**Component data from apps and pages:**
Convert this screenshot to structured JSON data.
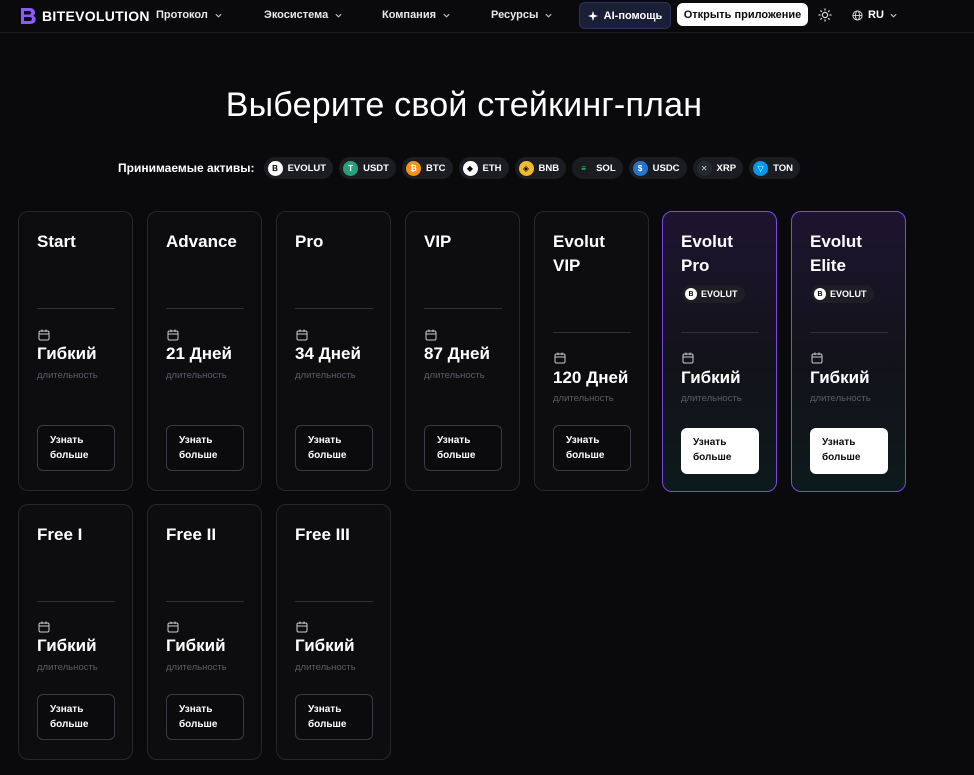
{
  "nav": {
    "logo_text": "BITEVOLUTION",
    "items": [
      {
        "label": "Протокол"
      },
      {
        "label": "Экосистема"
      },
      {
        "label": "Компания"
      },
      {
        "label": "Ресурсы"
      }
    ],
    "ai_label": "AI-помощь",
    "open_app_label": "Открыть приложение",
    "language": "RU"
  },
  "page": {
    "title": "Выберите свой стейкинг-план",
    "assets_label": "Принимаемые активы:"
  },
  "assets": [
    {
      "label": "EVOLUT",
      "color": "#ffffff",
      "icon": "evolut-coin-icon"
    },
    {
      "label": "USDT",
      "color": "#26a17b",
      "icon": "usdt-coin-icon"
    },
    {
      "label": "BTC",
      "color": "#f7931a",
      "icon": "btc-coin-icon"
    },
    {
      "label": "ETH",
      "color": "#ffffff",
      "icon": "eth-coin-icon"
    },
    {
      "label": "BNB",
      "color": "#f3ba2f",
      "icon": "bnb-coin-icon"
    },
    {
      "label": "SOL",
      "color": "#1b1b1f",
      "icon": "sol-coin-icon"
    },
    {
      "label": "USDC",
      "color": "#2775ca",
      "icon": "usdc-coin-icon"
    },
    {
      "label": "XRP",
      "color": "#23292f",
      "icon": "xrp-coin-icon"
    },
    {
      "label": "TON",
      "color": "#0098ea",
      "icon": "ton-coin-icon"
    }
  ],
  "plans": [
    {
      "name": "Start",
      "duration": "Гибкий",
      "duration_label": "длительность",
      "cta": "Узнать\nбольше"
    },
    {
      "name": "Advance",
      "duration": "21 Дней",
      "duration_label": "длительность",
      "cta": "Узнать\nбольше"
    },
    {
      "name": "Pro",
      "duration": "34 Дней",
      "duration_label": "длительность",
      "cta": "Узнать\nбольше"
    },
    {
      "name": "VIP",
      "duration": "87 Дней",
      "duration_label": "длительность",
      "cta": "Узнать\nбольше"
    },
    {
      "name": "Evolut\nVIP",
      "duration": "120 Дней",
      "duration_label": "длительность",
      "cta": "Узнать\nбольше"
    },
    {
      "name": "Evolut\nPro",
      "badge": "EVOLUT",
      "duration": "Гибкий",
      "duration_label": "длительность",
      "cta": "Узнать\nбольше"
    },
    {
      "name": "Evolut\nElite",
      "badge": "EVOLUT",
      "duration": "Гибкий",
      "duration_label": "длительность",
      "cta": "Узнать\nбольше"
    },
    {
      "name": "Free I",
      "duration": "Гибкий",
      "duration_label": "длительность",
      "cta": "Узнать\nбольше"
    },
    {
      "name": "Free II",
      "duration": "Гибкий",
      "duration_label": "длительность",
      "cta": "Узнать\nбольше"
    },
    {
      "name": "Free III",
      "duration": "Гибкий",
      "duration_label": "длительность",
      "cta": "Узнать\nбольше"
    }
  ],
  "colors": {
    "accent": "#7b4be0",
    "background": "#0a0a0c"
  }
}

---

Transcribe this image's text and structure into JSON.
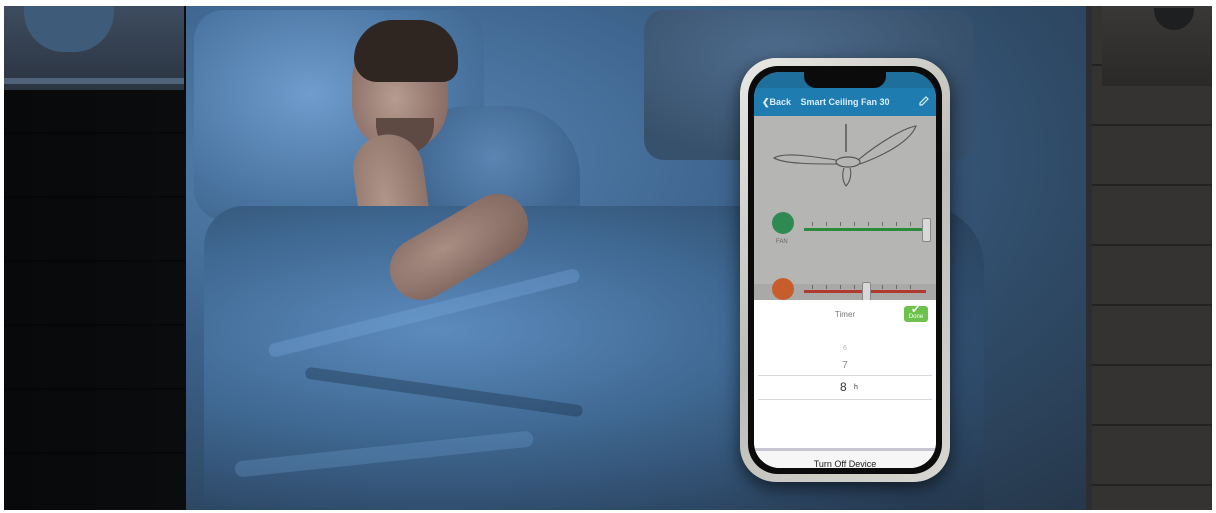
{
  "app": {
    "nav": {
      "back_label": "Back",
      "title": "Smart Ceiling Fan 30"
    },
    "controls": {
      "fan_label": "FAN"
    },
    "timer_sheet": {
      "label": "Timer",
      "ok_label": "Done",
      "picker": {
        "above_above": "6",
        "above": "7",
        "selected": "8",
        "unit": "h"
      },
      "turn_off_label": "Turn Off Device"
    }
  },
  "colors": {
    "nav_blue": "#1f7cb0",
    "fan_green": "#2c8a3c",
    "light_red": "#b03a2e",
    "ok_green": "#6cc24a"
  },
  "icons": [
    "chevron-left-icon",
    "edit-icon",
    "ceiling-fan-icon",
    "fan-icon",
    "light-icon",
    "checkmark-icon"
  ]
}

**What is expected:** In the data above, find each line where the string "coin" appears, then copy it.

**Solution to the problem:**
      "icon": "evolut-coin-icon"
      "icon": "usdt-coin-icon"
      "icon": "btc-coin-icon"
      "icon": "eth-coin-icon"
      "icon": "bnb-coin-icon"
      "icon": "sol-coin-icon"
      "icon": "usdc-coin-icon"
      "icon": "xrp-coin-icon"
      "icon": "ton-coin-icon"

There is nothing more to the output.